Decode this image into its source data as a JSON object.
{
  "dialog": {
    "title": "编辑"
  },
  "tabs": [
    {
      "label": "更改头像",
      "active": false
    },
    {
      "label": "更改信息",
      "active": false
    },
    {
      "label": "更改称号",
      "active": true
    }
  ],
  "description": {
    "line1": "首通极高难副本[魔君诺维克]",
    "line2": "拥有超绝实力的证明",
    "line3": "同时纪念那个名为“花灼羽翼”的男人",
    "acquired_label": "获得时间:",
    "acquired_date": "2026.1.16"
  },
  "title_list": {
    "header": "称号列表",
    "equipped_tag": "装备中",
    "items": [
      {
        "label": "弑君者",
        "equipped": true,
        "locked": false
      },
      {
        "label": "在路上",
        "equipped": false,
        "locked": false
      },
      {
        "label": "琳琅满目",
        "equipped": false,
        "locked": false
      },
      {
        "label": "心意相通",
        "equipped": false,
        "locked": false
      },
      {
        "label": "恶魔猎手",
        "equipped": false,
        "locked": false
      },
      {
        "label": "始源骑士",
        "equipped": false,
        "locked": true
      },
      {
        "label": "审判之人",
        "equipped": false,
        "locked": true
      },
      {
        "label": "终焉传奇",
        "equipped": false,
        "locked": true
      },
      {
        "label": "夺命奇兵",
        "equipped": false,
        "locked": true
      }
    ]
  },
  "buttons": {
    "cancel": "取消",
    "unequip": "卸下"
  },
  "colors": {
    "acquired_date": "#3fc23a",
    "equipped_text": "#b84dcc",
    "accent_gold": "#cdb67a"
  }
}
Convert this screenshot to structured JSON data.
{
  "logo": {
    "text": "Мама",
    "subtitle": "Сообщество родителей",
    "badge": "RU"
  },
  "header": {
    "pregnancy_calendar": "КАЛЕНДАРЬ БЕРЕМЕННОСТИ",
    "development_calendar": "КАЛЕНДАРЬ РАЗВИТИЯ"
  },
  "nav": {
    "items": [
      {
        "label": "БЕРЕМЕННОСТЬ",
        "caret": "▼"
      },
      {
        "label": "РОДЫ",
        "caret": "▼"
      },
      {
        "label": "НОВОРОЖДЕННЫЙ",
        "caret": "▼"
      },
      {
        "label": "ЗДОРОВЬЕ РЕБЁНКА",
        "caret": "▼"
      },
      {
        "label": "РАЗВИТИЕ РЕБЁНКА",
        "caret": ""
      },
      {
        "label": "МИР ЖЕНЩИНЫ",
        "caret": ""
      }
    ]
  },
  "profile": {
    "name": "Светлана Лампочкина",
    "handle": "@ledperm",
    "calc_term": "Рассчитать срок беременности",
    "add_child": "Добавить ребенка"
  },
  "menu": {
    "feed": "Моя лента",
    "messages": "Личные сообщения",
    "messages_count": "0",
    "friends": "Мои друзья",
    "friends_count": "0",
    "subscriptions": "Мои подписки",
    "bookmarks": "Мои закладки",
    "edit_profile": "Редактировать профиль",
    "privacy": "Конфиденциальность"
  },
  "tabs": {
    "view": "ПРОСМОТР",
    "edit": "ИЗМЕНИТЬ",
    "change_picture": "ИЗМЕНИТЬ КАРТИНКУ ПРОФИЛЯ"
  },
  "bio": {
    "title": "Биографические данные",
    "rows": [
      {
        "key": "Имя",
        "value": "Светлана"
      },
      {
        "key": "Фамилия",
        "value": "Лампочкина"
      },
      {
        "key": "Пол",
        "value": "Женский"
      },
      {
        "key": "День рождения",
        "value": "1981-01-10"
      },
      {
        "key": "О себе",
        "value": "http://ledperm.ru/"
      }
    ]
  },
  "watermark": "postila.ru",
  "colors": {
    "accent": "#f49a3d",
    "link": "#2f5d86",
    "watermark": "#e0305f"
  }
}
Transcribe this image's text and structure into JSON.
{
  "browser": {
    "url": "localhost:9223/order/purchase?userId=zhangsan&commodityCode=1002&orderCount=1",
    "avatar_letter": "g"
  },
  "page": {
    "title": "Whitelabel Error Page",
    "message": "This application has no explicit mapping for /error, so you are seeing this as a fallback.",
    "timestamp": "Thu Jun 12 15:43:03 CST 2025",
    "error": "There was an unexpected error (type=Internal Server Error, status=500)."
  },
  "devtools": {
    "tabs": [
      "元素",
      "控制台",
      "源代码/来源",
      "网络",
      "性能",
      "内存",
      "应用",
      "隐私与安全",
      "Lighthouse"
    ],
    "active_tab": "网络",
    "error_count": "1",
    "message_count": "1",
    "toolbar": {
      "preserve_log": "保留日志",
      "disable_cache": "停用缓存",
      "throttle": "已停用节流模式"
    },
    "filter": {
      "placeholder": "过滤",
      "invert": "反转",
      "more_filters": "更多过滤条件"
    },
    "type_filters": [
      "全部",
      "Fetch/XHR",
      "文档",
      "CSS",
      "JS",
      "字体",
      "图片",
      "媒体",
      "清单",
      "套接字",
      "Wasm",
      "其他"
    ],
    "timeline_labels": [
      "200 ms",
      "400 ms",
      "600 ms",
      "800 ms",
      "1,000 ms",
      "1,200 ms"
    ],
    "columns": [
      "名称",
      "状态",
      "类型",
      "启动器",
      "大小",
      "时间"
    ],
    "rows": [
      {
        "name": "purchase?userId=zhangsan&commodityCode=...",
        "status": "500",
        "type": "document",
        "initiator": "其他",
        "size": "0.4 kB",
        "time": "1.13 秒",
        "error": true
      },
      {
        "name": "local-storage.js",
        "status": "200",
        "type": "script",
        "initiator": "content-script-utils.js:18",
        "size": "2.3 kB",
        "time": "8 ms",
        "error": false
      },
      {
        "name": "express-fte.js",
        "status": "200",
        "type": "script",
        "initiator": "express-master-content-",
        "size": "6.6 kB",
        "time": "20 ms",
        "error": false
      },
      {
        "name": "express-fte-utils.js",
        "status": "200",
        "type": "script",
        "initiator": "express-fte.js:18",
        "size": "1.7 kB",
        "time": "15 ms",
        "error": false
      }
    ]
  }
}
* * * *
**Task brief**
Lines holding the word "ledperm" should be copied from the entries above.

**Solution for this task**
    "handle": "@ledperm",
        "value": "http://ledperm.ru/"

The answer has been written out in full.